Task brief:
Give every line from the entries that contains "value".

Data records:

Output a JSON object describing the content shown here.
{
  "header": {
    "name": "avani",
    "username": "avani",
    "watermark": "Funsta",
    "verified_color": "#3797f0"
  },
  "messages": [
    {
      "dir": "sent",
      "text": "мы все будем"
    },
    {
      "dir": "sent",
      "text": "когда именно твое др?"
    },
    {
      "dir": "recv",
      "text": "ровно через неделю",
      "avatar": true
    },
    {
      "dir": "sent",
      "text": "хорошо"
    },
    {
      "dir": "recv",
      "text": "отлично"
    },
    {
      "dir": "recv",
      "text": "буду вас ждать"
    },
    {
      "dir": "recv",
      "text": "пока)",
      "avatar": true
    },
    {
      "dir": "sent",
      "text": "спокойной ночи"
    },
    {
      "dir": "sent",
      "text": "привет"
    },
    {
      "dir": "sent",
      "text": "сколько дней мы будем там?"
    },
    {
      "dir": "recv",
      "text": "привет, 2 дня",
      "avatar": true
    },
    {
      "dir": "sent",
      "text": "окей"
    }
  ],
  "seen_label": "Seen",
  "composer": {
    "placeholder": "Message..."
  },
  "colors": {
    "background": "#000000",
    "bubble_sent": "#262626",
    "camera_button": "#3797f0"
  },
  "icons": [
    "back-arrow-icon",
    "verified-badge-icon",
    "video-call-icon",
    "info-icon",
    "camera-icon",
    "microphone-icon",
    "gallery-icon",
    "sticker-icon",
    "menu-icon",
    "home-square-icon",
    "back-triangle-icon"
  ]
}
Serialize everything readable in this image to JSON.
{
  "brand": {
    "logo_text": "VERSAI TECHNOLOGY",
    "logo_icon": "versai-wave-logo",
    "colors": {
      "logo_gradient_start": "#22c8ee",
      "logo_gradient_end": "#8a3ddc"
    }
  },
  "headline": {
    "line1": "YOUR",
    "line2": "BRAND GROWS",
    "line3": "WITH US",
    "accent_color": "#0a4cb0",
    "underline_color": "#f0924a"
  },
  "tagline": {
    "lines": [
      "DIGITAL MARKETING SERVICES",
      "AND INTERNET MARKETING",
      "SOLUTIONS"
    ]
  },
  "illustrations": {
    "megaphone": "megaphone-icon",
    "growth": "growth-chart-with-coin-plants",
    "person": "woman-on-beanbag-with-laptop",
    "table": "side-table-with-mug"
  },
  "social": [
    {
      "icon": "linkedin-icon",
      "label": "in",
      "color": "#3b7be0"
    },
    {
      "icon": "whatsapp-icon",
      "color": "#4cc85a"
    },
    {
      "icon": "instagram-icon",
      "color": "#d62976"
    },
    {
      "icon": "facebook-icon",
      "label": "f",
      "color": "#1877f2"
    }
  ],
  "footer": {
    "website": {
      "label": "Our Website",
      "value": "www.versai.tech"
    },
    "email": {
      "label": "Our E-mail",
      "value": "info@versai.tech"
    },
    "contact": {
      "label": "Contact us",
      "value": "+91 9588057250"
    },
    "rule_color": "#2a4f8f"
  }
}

Answer to this problem:
      "value": "www.versai.tech"
      "value": "info@versai.tech"
      "value": "+91 9588057250"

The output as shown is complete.